LONDON — With Britain’s membership in the European Union on the line, campaigners from the prime minister on down blanketed the country Wednesday trying to convert the undecided on the final day before the crucial vote.

Outlining his vision of a future with Britain retaining its position in the 28-nation bloc, Prime Minister David Cameron bristled at the notion that the country would be headed in the wrong direction if the “remain” side prevailed in Thursday’s vote.

“We are not shackled to a corpse,” Cameron told the BBC. “You can see the European economy’s recovery. It’s the largest single market in the world.”
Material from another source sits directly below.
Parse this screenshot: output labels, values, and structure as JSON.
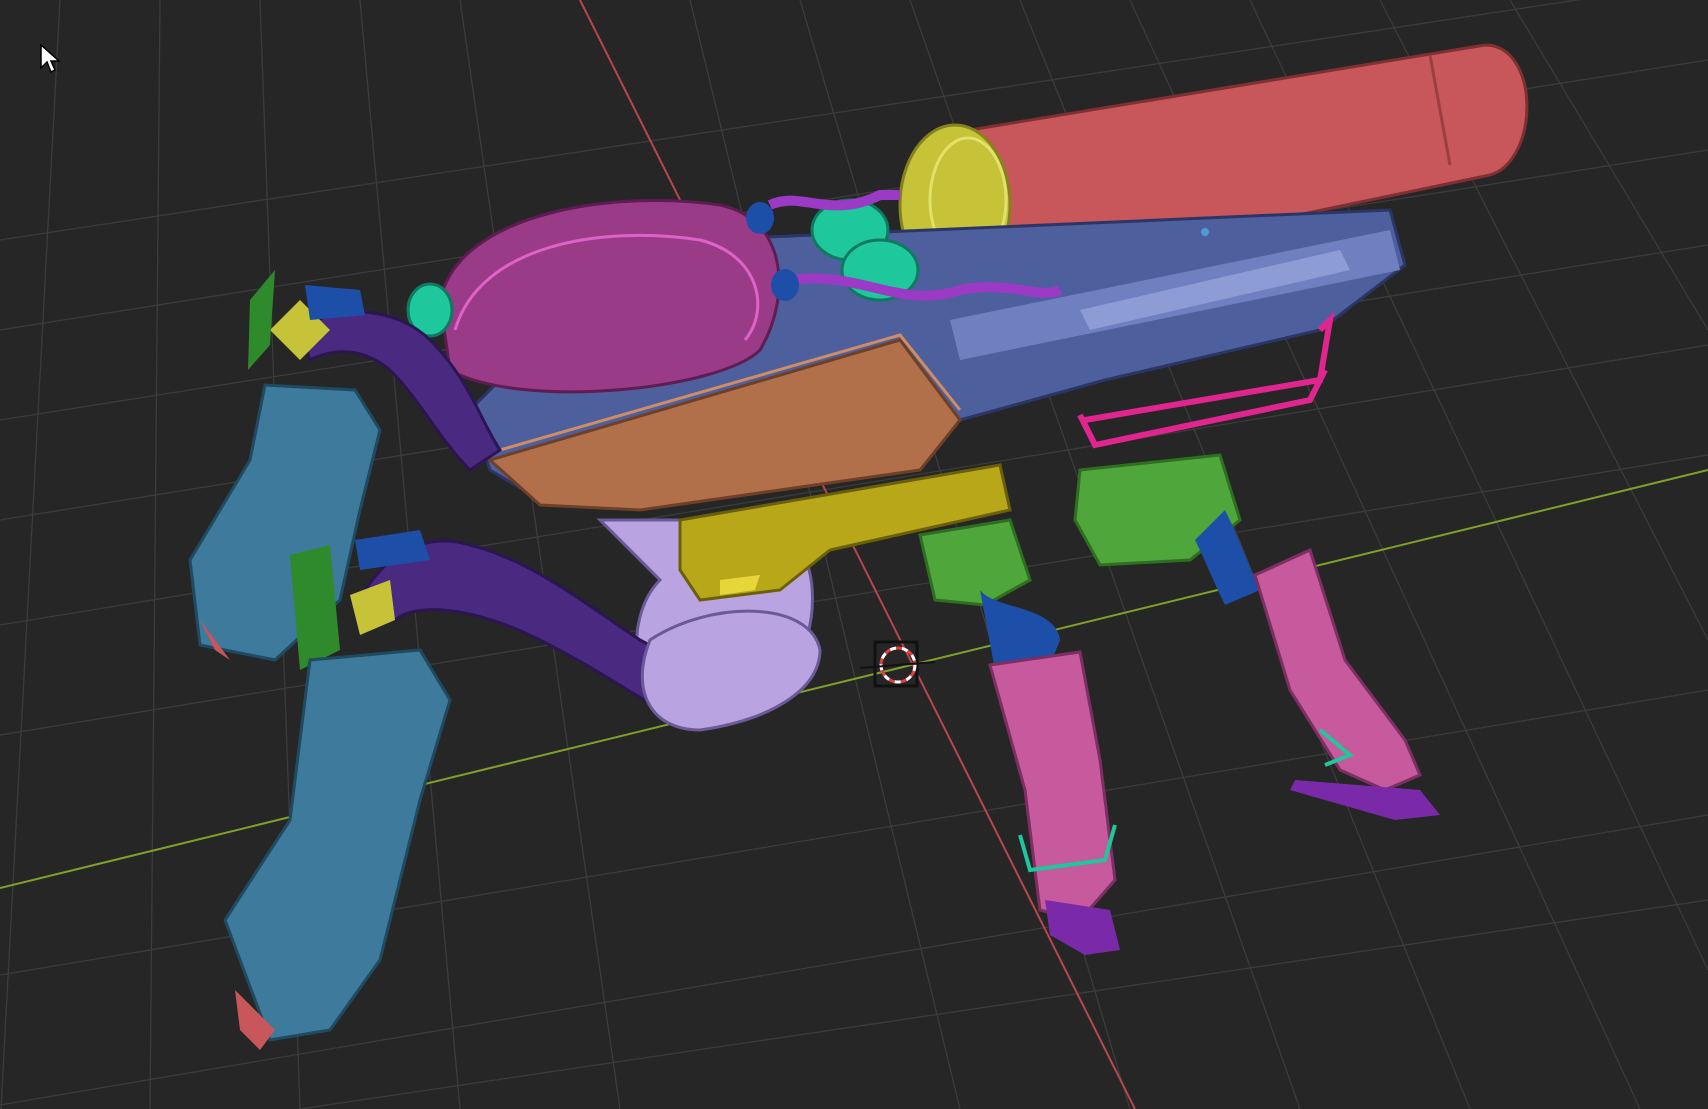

Pushing for a British exit, or Brexit, the most notable figure on the “leave” side, former London Mayor Boris Johnson, mugged for the cameras at the Billingsgate Fish Market in East London and pretended to kiss a fish – a not-so-subtle reminder that this is an island nation that takes great pride in its independence and self-assurance.
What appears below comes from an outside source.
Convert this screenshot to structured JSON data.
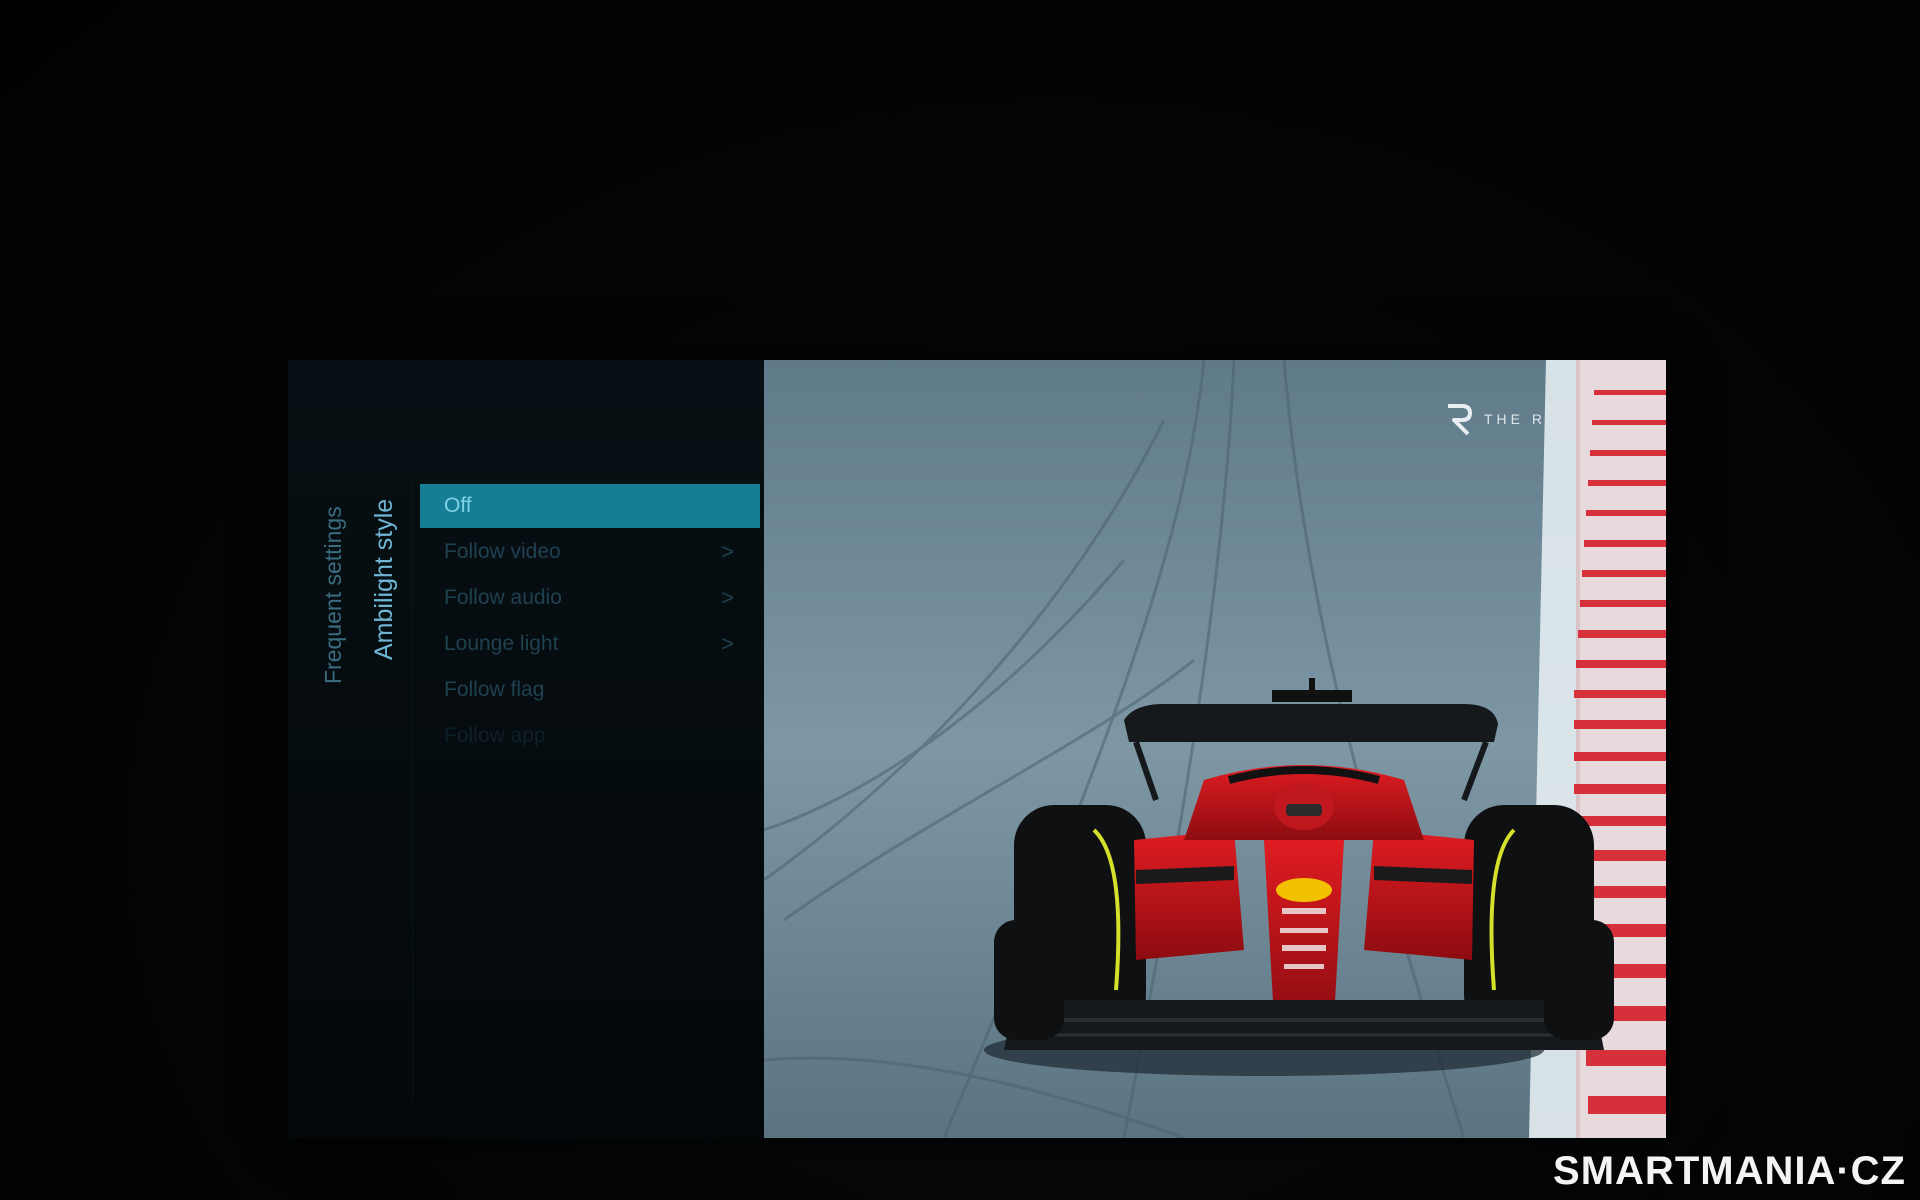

“It’s time to break away from the failing and dysfunctional EU system,” Johnson said. “It’s time to have a totally new relationship with our friends and partners across the Channel.”

Wednesday’s feverish campaigning took place even as mourners gathered in London and other world capitals to honor the memory of Jo Cox, the youthful pro-EU Labour Party lawmaker who was stabbed and shot to death last week in her Yorkshire constituency.

Speaking to a crowd of 9,000 in Trafalgar Square on what would have been Cox’s 42nd birthday, her husband, Brendan, said that Cox “feared the consequences of Europe dividing again” and urged people to follow her example.

The motive for the killing is unclear but the rare slaying of a politician cast a shadow over a divisive campaign that has been unusually heated, even by the lively standards of British politics.

Nigel Farage, the outspoken leader of the U.K. Independence Party, resisted fresh calls to apologize for a controversial poster showing hundreds of non-white migrants making their way across Europe alongside the words, “BREAKING POINT.”

The poster, labeled racist by opponents, was unveiled hours before Cox was killed.

“I apologize for the timing and I apologize for the fact that it was able to be used by those who wish us harm,” Farage said. “But I can’t apologize for the truth.”

“This was a photograph that all newspapers carried. It is an example of what is wrong inside the European Union,” he said.The reach of the EU into every aspect of life has made the issues at stake far more complex than in a general election. And while the vote is final – unlike in an election where the results can be reversed in the next term – it is not legally binding and Parliament would have to vote to repeal the law that brought Britain into the EU in the first place.